**ABOUT THIS EXERCISE:**
Return, from the listing that follows, each line containing the word "JSON".
--
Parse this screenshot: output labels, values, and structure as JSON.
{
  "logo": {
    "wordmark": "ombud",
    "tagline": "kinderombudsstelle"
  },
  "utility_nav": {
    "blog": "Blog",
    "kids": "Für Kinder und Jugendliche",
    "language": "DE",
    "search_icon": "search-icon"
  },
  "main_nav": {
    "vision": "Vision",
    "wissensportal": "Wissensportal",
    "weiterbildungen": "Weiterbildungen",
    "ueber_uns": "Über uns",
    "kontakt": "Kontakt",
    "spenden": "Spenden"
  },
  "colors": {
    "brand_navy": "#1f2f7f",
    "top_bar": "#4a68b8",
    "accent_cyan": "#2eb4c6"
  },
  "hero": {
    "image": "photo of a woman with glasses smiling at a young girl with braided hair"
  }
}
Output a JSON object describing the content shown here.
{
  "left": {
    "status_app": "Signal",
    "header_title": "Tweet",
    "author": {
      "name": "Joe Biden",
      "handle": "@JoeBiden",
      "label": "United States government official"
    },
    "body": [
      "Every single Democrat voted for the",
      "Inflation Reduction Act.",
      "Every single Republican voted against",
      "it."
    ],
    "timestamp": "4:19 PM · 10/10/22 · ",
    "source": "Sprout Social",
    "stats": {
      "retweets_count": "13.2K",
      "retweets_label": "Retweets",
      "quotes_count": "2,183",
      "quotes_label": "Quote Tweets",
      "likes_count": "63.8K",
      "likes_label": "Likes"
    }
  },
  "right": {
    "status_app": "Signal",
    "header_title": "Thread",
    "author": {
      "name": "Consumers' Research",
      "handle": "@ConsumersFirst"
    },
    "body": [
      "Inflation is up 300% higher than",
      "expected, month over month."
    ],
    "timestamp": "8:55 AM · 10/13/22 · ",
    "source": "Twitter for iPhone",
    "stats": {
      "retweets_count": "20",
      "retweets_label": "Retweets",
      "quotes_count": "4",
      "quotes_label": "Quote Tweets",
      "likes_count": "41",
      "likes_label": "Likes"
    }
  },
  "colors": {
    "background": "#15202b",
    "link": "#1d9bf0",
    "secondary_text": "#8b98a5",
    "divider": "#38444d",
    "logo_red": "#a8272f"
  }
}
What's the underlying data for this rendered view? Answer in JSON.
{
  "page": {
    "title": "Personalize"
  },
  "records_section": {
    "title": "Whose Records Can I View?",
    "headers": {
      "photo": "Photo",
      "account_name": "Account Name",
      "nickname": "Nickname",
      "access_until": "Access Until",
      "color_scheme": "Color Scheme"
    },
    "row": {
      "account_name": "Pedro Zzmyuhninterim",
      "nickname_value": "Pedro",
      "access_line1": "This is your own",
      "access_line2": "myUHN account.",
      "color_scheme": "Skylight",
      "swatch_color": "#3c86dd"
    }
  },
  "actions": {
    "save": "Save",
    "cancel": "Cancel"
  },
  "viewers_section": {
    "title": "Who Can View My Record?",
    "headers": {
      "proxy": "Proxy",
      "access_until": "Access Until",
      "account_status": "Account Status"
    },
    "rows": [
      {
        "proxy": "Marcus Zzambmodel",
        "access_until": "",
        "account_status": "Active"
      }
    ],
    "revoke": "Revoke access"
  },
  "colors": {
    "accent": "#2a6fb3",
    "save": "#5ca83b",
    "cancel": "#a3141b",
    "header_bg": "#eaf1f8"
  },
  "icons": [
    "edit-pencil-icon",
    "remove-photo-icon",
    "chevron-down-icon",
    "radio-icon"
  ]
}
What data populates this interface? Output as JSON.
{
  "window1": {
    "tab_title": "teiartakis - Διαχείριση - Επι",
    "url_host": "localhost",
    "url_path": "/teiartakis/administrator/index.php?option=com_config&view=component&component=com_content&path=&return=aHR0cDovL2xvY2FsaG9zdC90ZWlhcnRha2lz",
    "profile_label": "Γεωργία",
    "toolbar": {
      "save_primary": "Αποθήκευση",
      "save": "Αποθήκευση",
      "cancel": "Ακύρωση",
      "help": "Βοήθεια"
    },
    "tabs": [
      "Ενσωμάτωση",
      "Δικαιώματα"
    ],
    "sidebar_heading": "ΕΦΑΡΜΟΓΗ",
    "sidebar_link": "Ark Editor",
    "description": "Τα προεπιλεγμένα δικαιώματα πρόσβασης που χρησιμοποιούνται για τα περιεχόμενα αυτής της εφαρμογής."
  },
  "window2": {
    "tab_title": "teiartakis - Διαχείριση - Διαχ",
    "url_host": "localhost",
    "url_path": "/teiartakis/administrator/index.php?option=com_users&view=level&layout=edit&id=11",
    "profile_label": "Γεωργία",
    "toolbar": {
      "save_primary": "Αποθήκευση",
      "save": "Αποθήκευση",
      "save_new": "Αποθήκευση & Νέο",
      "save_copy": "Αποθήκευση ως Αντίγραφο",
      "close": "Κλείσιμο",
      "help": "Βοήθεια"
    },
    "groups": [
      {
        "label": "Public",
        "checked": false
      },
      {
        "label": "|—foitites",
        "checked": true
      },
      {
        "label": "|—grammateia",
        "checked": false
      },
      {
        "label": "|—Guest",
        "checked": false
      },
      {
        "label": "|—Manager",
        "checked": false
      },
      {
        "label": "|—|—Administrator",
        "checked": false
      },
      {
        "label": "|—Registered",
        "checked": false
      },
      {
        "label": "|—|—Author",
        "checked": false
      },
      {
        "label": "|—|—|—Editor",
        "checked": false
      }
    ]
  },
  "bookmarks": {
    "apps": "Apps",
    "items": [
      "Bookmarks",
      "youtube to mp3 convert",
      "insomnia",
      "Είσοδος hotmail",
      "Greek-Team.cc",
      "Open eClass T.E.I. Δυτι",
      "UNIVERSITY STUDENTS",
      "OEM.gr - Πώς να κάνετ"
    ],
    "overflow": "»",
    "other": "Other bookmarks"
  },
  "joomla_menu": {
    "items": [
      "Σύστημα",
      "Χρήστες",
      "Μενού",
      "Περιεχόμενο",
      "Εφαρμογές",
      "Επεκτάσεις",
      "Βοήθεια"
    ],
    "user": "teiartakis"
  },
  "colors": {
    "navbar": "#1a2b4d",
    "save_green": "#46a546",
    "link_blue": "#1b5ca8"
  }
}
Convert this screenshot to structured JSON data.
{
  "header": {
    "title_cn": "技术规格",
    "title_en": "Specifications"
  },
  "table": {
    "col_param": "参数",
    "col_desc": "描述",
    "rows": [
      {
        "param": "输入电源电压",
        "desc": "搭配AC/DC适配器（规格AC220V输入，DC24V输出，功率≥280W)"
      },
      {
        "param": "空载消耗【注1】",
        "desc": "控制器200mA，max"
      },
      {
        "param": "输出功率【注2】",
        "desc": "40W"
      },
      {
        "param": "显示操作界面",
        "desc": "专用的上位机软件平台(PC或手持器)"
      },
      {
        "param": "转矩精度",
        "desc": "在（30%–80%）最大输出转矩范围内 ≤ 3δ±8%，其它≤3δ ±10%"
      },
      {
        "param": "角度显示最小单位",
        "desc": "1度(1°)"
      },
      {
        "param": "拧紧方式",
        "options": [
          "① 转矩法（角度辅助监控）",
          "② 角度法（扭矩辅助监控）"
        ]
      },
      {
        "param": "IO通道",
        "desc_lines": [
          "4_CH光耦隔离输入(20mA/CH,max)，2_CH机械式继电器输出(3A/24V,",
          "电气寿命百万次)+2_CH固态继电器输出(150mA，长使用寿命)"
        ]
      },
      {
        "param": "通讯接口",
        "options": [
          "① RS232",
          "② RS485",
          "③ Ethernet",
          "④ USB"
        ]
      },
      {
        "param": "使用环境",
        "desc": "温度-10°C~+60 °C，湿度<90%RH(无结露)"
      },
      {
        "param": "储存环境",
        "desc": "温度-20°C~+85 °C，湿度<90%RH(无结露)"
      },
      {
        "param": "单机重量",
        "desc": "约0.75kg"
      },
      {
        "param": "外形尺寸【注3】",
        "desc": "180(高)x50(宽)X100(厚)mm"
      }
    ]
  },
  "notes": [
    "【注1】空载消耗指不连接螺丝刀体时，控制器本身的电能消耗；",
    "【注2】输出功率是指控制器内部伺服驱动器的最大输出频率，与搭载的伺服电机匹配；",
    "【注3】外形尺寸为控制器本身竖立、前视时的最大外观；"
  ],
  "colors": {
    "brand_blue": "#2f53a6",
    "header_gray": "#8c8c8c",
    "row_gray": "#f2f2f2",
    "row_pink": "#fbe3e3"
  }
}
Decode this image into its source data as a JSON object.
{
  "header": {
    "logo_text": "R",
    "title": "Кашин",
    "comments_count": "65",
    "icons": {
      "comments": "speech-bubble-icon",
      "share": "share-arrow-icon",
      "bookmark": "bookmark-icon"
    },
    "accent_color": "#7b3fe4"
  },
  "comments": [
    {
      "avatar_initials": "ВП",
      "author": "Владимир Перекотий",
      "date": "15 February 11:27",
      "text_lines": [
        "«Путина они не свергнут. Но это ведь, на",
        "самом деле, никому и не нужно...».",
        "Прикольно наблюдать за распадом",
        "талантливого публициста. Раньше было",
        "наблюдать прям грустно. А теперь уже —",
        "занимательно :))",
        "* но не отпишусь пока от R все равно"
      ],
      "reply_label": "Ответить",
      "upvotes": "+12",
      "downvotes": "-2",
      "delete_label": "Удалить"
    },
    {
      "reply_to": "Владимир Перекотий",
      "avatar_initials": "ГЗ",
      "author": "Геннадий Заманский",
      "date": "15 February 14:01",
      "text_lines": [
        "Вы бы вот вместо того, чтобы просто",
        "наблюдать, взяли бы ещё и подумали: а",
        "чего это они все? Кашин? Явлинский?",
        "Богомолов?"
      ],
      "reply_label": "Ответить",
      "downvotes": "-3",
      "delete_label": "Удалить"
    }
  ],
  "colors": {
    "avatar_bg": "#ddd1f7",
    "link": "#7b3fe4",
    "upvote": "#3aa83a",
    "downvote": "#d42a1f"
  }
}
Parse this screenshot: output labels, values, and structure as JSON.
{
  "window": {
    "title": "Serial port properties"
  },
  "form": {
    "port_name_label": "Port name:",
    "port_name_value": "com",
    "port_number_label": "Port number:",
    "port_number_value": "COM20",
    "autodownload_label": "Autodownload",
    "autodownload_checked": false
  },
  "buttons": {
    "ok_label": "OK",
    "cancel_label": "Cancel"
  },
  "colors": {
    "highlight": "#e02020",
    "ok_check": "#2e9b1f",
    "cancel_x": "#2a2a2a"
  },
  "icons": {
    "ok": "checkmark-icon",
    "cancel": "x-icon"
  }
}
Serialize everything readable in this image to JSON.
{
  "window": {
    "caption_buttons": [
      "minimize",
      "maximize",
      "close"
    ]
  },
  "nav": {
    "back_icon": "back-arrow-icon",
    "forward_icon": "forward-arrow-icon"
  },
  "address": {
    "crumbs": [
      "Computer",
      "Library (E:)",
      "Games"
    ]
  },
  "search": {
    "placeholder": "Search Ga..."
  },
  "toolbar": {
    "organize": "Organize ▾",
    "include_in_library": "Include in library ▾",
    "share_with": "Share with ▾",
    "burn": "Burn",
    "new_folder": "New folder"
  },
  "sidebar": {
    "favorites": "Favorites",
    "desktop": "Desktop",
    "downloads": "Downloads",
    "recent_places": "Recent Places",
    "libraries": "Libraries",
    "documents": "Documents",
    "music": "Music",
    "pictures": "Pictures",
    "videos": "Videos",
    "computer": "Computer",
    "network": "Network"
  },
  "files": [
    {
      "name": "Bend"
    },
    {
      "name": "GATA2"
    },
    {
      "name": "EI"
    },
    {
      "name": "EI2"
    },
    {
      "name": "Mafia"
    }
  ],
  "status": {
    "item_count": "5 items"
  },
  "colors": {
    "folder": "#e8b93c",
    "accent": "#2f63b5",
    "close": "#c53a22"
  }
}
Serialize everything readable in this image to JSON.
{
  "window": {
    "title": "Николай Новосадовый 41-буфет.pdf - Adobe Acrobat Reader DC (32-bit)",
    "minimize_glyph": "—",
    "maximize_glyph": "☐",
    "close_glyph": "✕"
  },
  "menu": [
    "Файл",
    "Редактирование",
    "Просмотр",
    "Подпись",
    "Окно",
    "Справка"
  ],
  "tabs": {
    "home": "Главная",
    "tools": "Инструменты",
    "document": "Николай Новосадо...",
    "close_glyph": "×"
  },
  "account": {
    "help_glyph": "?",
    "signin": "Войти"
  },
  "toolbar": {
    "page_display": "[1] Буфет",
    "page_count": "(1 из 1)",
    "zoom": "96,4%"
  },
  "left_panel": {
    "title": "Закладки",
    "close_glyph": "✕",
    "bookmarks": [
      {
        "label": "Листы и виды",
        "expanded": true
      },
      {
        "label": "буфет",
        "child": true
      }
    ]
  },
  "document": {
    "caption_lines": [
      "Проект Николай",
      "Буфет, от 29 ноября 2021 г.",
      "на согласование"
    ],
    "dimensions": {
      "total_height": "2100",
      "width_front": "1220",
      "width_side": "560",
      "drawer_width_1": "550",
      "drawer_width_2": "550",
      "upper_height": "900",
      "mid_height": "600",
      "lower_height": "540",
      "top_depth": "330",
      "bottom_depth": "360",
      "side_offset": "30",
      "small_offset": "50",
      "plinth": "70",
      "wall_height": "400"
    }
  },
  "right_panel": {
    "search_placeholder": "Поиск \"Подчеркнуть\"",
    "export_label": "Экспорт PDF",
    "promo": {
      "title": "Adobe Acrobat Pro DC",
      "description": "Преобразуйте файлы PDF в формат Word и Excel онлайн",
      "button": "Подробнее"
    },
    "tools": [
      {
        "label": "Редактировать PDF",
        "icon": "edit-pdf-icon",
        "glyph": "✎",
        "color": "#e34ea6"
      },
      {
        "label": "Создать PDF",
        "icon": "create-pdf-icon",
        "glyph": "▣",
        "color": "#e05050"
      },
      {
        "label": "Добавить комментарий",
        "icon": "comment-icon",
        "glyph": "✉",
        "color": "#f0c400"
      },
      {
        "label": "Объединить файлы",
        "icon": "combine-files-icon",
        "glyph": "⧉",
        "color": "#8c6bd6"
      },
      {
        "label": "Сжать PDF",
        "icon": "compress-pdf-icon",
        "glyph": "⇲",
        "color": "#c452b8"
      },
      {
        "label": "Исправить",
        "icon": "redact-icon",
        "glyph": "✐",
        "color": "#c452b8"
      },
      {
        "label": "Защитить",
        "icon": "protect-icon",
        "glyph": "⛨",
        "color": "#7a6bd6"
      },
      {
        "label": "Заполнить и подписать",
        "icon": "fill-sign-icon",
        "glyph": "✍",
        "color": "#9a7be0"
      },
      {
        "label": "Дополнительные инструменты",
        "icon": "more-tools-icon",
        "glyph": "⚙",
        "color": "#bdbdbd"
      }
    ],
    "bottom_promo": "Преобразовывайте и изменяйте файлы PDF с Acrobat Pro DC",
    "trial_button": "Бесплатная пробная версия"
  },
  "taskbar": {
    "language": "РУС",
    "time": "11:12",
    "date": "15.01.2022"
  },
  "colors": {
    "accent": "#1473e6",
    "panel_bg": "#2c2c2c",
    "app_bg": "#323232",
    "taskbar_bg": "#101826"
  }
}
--
**EXERCISE OUTPUT:**
Parse this screenshot: output labels, values, and structure as JSON.
Output a JSON object describing the content shown here.
What's the underlying data for this rendered view? Answer in JSON.
What data populates this interface? Output as JSON.
Convert this screenshot to structured JSON data.
Decode this image into its source data as a JSON object.
Parse this screenshot: output labels, values, and structure as JSON.
Serialize everything readable in this image to JSON.
Serialize everything readable in this image to JSON.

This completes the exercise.